Wednesday, January 26, 2011

Can We Decrease Inflammation By Breathing Cleaner Air?

Image found here. 


A study conducted by Ryan W. Allen, PhD, and colleagues from Simon Fraser University in Burnaby, British Columbia, Canada, studied healthy adults living in a small community where wood-burning stoves are the main sources of pollution. Researchers theorized that study participants who routinely breathed air containing large amounts of particulate matter - or pollution - had higher levels of systemic inflammation resulting in increased cardiovascular disease. Participants were asked to use a HEPA air filtering mechanism in their homes for prescribed amounts of time and agreed to give blood samples during the study.

"Our main objectives were to evaluate the potential for a simple intervention to improve indoor air quality and reduce pollution-related cardiovascular health risks and to better understand the mechanisms that contribute to air pollution-related cardiovascular health problems," Dr. Allen said in a news release.

The report was published online January 21 in the American Journal of Respiratory and Critical Care Medicine.

You can read a complete report of this study on Medscape Medical News entitled HEPA Filtration May Lower Cardiovascular Risk.

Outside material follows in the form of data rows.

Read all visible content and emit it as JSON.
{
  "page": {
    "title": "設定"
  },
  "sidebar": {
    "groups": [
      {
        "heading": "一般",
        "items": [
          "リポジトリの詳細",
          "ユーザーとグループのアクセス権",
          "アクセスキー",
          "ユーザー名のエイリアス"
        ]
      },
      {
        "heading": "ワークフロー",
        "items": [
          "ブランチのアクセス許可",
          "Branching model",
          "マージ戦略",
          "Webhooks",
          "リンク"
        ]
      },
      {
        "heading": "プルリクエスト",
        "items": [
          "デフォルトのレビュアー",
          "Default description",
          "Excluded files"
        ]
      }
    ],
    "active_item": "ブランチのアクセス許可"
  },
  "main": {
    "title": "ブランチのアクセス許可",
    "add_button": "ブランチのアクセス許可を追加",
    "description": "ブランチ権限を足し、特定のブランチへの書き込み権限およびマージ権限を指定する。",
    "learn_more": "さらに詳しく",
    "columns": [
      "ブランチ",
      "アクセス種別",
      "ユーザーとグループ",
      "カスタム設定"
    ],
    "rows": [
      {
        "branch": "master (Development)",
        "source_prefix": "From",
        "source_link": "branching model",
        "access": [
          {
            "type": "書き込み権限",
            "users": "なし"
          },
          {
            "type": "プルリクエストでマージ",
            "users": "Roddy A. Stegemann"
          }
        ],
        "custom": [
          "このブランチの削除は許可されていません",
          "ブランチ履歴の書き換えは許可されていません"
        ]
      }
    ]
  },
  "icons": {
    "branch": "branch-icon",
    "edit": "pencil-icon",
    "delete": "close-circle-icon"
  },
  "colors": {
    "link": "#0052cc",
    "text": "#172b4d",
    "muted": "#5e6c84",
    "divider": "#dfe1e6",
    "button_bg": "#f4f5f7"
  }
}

Here's how Dr. Allen summarized their findings:

"Our results support the hypothesis that systemic inflammation and impaired endothelial function, both predictors of cardiovascular morbidity, can be favorably influenced by a reduction of particle concentration and add to a growing body of evidence linking short-term exposure to particulate matter with a systemic inflammatory response," Dr. Allen said. (Italics mine.)

Study participants had statistically significantly lowered levels of inflammatory markers which included C-reactive proteins after using HEPA filter mechanisms in their homes for a relatively short period of time - seven days.  During this period of time, the participant's C-reactive proteins decreased by an impressive 32.6%. C-reactive proteins indicate body wide inflammation and are often elevated not only in cardiac disease but also autoimmune disease.

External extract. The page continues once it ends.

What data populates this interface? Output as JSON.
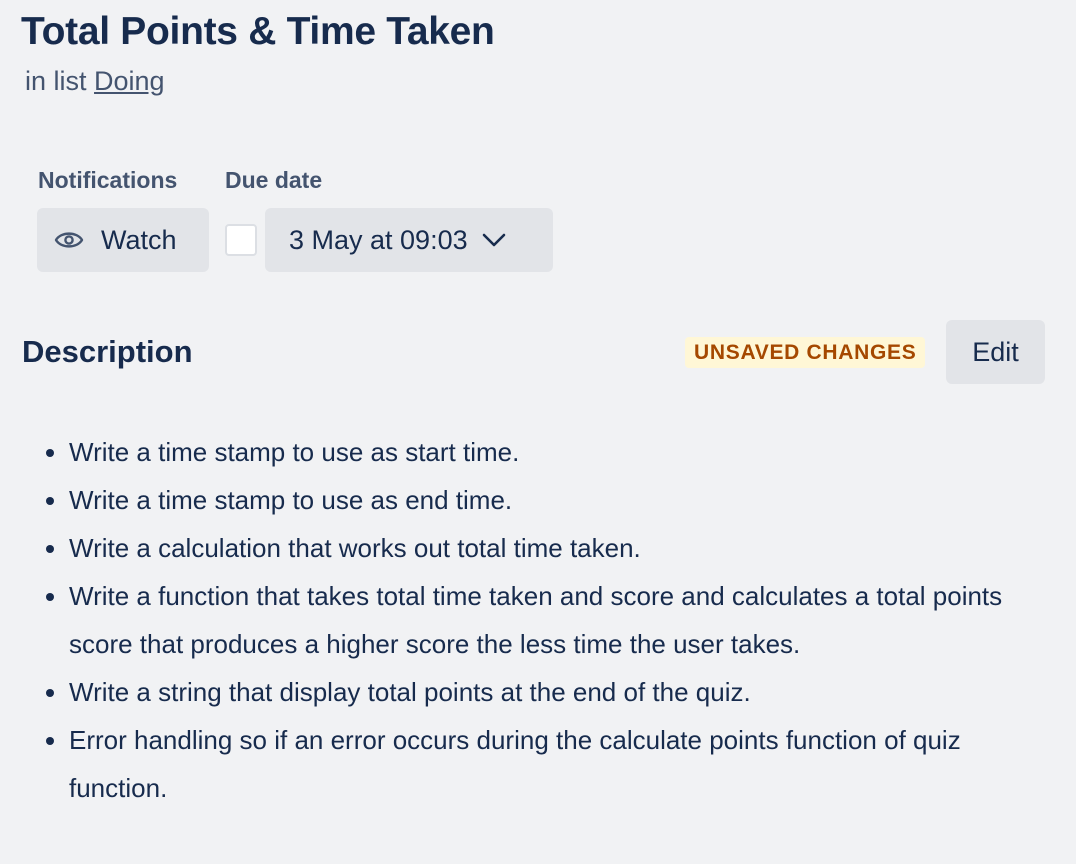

To read more about lab studies to measure autoimmune disease activity, read this and this.

Other markers of oxidative stress (malondialdehyde, 8-iso-prostaglandin F2-alpha) and of inflammation (interleukin-6 and band cell counts) were also studied. Although inflammatory markers and measures of the health of the inner lining of blood vessels (endothelial function) were improved, oxidative stress markers remained unchanged.

The potential to reduce body-wide inflammation so problematic in many illnesses including cardiovascular disease but ALSO autoimmune disease - yes, that includes Sjogren's Syndrome - by simply plugging in a HEPA filter in our homes is nothing short of amazing.

You can read more about what HEPA filtering is and how it works here courtesy of Medline and the National Institutes of Health.

1 comment:

Anonymous said...

An argument more to go away from Paris as soon as I can !!